When you negotiate a dispute with a colleague in front of other teammates, there’s a chance these onlookers may become participants in the conflict, our research shows.
Suppose that during a meeting, you and another team member begin arguing about the best recommendation to give to a client.
An ally of yours jumps in to support your proposal; another teammate rushes to defend your adversary. A more diplomatic team member tries to integrate the two viewpoints, but – as often happens in such situations – she gets swept into the debate as well. As more people become involved, the negotiation threatens to spin out of control.
Whenever a one-on-one conflict transforms into a group dispute, it becomes much more complicated, emotional, and difficult to resolve.
How can you prevent such “conflict contagion”?

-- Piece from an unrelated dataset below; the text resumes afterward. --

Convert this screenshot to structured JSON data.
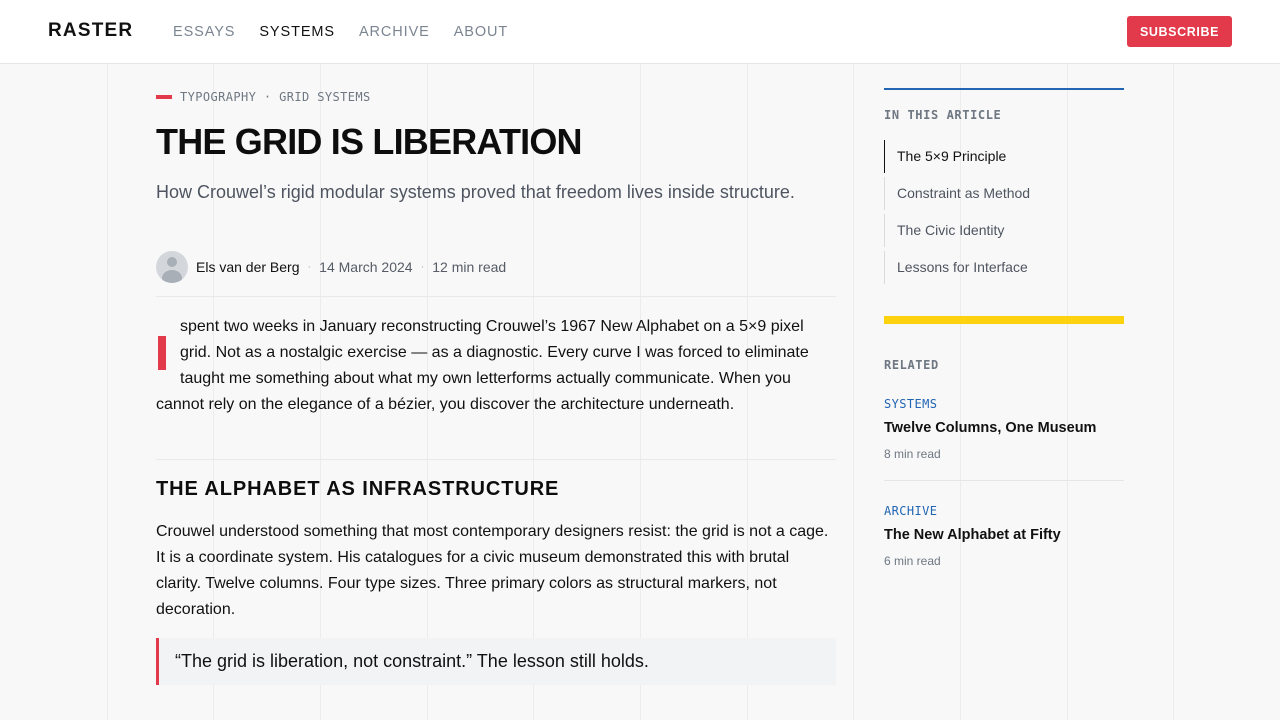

Try to move your negotiation away from the team setting before it draws in other members.
In this way, you can gain control over the situation and focus on achieving your desired goals.
In our FREE special report from the Program on Negotiation at Harvard Law School – The New Conflict Management: Effective Conflict Resolution Strategies to Avoid Litigation – renowned negotiation experts uncover unconventional approaches to conflict management that can turn adversaries into partners.